their soils. There are two main types mentioned frequently: (1) red volcanic basalt soils known as Jory from 13
million-year-old lava flows, and (2) brown marine sedimentary soils known as Willakenzie laid down under the
ocean flow 20 million years ago. Generalizations can be made regarding flavor and style of Pinot Noir for the AVAs based on the differences in soil type. The AVAs with predominantly Jory soils, like the
Dundee Hills, Eola-Amity Hills, and parts of the Chehalem Mountains and McMinnville, tend to produce Pinot
Noirs with bright red fruits including cherry and raspberry, and are softly textured with modest tannins. The
Pinot Noirs from AVAs with Willakenzie soils like Yamhill-Carlton, Ribbon Ridge, and parts of the Chehalem
Mountains and McMinnville, typically offer darker fruit, spice (cola, anise), and wet leaf flavors, and tend to be
more tannic and structured.
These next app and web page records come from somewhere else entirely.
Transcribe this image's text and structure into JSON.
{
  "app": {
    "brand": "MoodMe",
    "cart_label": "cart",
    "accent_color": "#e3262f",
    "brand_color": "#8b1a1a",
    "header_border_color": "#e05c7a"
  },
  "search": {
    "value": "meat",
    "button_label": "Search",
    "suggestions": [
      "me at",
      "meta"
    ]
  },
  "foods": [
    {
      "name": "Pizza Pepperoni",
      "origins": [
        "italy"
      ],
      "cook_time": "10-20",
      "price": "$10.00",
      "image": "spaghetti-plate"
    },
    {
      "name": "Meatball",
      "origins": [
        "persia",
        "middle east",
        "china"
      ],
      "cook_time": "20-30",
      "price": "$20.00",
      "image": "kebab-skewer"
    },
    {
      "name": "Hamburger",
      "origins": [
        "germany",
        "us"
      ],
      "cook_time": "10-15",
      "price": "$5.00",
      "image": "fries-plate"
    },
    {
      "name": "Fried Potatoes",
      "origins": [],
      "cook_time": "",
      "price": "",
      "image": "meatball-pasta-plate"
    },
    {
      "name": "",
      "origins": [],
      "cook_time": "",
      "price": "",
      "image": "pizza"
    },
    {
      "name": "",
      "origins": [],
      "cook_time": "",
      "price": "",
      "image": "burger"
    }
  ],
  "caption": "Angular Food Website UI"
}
The best way to get a feel for the different AVAs of the Willamette Valley is to visit
and taste. All the AVAs are contiguous, and easily explored by car over the course of a few days.
The last frontier to conquer for the Willamette Valley wineries is the presentation of food pairings on site. The
Pacific Northwest has a tremendous bounty of gastronomic riches that pair well with Pinot Noir, including wild
mushrooms, salmon, shellfish, cheeses, charcuterie, bacon and hams, and hazelnuts. It is only a matter of time
until more Willamette Valley wineries will follow the lead of California and offer food pairings at tasting rooms to
enhance the enjoyment of the tasting experience.
To read more about the Willamette Valley vintners, I recommend the book, Winemakers of the Willamette
Valley: Pioneering Vintners from Oregon’s Wine Country (Vivian Perry and John Vincent, paperback, 2013).
The book begins with a short history of the Willamette Valley wine region and then profiles 19 prominent
winemakers, most of whom did not set out on a life path to be an Oregon vintner. Familiar names are included
such as Isabelle Dutarte (De Ponte Cellars), Harry and Wyne Peterson-Nedry (Chehalem), Lynn Penner-Ash
(Penner-Ash), Luisa Ponzi (Ponzi Vineyards), Kelley Fox (Scott Paul), and a memoriam to respected
winemaker Forrest Glenn Klaffke. The three-page foreword written by Harry Peterson-Nedry is worth the price
of the book alone. He emphasizes the changing landscape of the Willamette Valley wine experience with the
only constant being the passion of the people involved.